Course description: This 4-credit course is designed to provide you the opportunity to have direct, hands-on experience working in a biopsychology lab. There are two distinct components to the course, the general "lecture/discussion" component (section 001 that meets Tuesdays 9-11am in 419 West Hall during the first 5 weeks of the term) and an individual, lab-specific component (your faculty supervisor's section). All students in Psychology 331 will share common experiences in section 001, whereas each of you will have a unique experience that results from working in a Biopsychology faculty member's lab. This course can be used to fulfill the ECB writing requirement (simply modify it within CRISP).
Course goals: Psychology 331 has two general goals. First, the course will provide you with the opportunity to gain direct, practical experience by assisting in on-going research in a faculty member's lab. This experience will vary from lab to lab depending on the particular type of research done in the lab. Second, the course will introduce you to skills needed by all biopsychologists, including accessing the primary scientific literature in a specialized field of study and writing about your research.
Course work: By far, the majority of your effort in Psychology 331 will result from work you do in an individual faculty member's labs, which means I cannot in this syllabus describe or quantify with precision the amount and kind of work you will be doing. However, I can assure you that Psychology 331 will require a considerable amount of effort and time commitment on your part. Here are a couple of quotes from former students: "I learned a lot in this class, but I think that it is much more work than a class of equal credit should require." "The amount of time that one has to put into this class can be overwhelming at times." "Work done for class, however, often went far beyond what should be expected for the amount of credit received for class." Most students report spending 10-12 hours per week working on their research project. I encourage you to talk openly and in detail with your lab supervisor about what you will be expected to do in his or her lab so there are no "surprises."
The "lecture/discussion" section of Psychology 331 will only meet during the first 5 weeks of the term, but assignments will be due throughout the term. The work you do for this section of the class will include four tasks. (1) You will prepare and turn in an abstract (150 words maximum) summarizing the project you will be working on along with a set of abstracts from all the previous papers you can find that are relevant to your topic. (2) You will write and turn in a ~3 page paper placing your project in the background of previous work. (3) You will write and turn in a research proposal (both a draft and final version) in which you describe the work you will be doing in your supervisor's lab. (4) You will write a final report in which you describe the research in which you participated. Detailed instructions for each assignment were handed out in class and made available on the world-wide web.
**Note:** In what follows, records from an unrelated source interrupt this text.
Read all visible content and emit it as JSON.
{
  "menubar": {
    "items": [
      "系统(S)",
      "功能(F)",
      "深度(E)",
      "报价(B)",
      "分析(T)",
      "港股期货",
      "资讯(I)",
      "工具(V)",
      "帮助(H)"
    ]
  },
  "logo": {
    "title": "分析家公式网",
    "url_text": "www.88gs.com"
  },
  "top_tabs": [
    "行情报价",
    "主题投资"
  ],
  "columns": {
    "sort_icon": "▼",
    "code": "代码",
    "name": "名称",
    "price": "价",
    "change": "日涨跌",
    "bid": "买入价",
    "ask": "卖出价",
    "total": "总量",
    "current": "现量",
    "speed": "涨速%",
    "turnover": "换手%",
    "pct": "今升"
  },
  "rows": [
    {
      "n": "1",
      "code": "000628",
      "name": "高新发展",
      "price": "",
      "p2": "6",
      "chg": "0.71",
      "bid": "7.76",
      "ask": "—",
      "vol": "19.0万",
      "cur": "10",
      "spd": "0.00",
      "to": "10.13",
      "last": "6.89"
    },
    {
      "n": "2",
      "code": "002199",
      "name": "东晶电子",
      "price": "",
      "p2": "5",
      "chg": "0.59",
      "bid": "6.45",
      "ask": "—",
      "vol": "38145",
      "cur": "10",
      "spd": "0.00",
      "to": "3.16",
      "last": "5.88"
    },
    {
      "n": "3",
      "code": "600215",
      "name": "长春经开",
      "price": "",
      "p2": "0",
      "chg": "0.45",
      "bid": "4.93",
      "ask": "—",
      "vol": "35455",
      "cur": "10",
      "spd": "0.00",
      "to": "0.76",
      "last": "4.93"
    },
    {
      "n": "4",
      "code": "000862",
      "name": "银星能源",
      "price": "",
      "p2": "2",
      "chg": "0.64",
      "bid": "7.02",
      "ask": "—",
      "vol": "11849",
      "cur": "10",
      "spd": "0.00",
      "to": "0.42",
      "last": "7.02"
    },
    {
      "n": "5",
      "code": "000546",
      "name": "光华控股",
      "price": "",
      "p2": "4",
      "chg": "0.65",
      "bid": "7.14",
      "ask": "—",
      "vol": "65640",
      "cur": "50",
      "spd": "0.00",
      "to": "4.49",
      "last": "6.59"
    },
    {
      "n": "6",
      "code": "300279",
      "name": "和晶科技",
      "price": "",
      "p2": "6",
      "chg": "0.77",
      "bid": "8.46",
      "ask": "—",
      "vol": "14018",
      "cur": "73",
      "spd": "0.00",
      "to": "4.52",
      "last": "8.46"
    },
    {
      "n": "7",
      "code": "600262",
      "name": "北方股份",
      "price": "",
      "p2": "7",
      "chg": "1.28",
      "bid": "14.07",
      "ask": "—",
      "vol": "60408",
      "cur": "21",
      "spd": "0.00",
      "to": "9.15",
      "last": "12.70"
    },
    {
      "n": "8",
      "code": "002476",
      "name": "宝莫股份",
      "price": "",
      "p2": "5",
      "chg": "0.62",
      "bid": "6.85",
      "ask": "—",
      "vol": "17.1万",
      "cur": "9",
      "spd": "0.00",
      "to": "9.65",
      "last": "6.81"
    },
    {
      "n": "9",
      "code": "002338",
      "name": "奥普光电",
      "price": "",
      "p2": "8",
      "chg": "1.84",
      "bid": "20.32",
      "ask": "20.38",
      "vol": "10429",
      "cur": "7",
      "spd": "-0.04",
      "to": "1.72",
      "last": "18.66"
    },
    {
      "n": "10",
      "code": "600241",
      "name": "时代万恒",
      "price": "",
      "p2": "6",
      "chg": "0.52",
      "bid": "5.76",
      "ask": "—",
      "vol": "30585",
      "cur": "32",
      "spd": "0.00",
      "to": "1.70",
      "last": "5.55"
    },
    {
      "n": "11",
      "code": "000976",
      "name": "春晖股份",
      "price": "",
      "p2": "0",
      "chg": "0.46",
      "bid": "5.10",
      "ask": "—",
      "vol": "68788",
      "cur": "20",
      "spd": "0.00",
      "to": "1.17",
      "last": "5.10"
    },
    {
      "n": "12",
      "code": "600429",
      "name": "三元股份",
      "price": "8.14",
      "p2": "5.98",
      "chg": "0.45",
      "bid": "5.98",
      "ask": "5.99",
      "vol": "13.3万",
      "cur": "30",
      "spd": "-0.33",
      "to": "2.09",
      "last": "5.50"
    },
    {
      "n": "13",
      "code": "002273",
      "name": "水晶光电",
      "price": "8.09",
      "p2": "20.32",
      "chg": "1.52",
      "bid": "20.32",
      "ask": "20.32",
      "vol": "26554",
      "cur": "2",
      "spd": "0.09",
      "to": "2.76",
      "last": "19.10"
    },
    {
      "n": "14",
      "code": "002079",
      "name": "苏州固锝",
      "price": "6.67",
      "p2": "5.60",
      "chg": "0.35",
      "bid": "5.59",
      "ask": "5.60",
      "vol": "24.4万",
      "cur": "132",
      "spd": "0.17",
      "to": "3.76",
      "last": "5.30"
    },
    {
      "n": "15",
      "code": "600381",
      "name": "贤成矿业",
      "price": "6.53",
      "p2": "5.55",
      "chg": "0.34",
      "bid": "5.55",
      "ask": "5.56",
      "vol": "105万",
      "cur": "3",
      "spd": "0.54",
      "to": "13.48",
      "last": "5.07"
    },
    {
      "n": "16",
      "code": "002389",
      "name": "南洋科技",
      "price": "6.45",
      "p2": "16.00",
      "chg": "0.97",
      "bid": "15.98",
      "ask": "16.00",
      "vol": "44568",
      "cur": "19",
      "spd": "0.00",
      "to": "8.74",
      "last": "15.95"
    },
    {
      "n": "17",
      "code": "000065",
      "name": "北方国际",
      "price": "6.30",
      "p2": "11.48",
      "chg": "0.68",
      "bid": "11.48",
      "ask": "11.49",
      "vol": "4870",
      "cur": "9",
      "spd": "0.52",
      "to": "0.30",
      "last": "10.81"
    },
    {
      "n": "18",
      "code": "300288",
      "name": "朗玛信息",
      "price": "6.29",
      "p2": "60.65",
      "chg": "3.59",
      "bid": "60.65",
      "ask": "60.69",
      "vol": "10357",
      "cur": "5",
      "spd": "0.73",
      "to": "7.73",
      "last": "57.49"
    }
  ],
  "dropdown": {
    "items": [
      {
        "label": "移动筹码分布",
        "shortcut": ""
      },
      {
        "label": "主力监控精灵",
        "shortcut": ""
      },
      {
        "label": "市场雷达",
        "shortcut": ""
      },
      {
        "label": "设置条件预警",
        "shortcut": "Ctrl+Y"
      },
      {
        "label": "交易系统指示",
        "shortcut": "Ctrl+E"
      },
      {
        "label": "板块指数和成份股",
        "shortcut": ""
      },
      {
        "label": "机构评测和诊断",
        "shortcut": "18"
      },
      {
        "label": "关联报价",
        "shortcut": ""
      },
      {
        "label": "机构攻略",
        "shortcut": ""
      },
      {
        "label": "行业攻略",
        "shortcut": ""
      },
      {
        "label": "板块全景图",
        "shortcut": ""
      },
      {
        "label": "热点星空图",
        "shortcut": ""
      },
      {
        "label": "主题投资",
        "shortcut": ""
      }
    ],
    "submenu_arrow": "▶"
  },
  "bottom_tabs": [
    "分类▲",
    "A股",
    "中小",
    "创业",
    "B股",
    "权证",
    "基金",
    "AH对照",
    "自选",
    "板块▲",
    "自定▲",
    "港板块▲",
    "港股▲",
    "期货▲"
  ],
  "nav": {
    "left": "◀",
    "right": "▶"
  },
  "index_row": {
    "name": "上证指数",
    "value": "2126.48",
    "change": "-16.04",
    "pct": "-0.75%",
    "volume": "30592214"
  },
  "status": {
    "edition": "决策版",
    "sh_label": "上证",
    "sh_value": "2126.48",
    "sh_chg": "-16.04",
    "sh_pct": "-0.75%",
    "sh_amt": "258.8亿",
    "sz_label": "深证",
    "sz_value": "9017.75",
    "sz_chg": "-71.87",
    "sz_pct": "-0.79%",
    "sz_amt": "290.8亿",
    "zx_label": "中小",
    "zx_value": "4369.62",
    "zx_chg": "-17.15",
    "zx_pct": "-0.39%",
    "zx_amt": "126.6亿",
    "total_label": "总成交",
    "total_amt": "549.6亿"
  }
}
Grading: You will receive one overall grade for Psychology 331 which will be determined by your performance in your supervisor's lab and in section 001. Points will be assigned for each task you perform and tasks will be weighted as follows:
Abstract and literature search:10%
Background and significance:10%
Research Proposal Draft:10%
Final Research Proposal:20%
Research Report & Laboratory Performance:50%
Note that your laboratory performance and research report will be evaluated by your faculty supervisor.
Here's a map showing where Rick Briscoe's office in Medical Sciences I is located (Rick is the TA):
|1/19/99||Literature searches (NOTE: In 120 West Hall)|
|1/26/99||Scientific writing||Abstract & Lit search due in class; Read about scientific writing|
|2/2/99||Animal procedures (animal people only)|
|2/9/99||Grad school/academics (grad school people only)||Background/significance due by 3pm|
|2/23/99||Proposal draft due by 3pm|
|3/16/99||Final proposal due by 3pm|
|4/20/99||Research report due by 3pm|